Better known as Zululand for much of its history, KwaZulu-Natal is South Africa’s most eastern coastal province. It rubs shoulders with Mozambique, Eswatini (Swaziland), and Lesotho, alongside the historic Dutch heartland of Free State province and Eastern Cape province’s Xhosa tribal heritage, which included Nelson Mandela among its number.
Rich in tourist sites as a result, KwaZulu-Natal can be thought of as a South Africa in miniature. Nicknamed ‘the garden province,’ its Midlands region offers up an extraordinary landscape of rolling hills dotted with local artisans’ workshops.
Elsewhere, iSimangaliso Wetland Park is one of the province’s two UNESCO World Heritage Sites. Its name comes from the Zulu for ‘something wondrous,’ and nowhere has been better named, given its amazing mix of marine and land mammals, coral reefs, desert dunes, and subtropical forest. It also incorporates Sondwana Bay National Park.
KwaZulu-Natal’s second World Heritage Site, uKhahlamba-Drakensberg Park protects the most dramatic and awe-inspiring sections of the Drakensburg mountains, whose hiking opportunities are only rivalled by its blissful vistas and epic sunsets.
History buffs will surely fall for the tales that accompany the key battlefields of the Anglo-Zulu War: Isandlwana and Rorke’s Drift, the latter immortalized in the Michael Caine movie Zulu.
Nor will animal lovers visiting KwaZulu-Natal leave disappointed. Manyoni Private Game Reserve (sometimes still known by its former moniker of Zululand Rhino Reserve) hosts all the Big Five species, including both black and white rhino, alongside much-loved species such as giraffe, hippo, impala, and kudu.
Finally, there’s Durban, KwaZulu-Natal’s largest city.

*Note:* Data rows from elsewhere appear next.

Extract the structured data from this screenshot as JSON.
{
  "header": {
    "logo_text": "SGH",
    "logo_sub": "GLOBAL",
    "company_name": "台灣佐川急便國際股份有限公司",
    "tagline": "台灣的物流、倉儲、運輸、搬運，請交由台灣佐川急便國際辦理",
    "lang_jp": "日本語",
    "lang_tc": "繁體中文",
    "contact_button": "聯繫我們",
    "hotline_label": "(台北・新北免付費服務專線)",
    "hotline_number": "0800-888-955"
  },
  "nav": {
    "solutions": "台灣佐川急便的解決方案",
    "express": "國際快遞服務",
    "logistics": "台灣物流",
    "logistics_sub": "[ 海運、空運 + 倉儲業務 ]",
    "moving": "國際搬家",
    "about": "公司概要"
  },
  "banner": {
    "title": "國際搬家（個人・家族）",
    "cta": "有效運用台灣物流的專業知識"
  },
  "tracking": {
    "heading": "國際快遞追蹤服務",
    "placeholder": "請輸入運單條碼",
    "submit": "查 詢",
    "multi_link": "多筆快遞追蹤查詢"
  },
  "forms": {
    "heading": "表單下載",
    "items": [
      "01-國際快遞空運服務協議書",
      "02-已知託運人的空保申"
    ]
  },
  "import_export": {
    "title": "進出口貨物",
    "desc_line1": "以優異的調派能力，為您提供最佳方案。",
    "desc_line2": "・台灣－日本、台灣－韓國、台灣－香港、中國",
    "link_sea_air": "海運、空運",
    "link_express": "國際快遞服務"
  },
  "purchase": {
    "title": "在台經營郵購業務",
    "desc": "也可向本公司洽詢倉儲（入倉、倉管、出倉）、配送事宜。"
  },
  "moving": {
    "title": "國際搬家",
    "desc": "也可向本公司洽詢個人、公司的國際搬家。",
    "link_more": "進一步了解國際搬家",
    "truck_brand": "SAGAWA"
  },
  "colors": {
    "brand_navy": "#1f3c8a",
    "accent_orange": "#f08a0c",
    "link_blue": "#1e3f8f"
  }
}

Hugging an area of Indian Ocean coastline blessed with golden sand beaches stretching for miles, its South Africa’s beach resort of choice, but also has a charming center packed with historic buildings.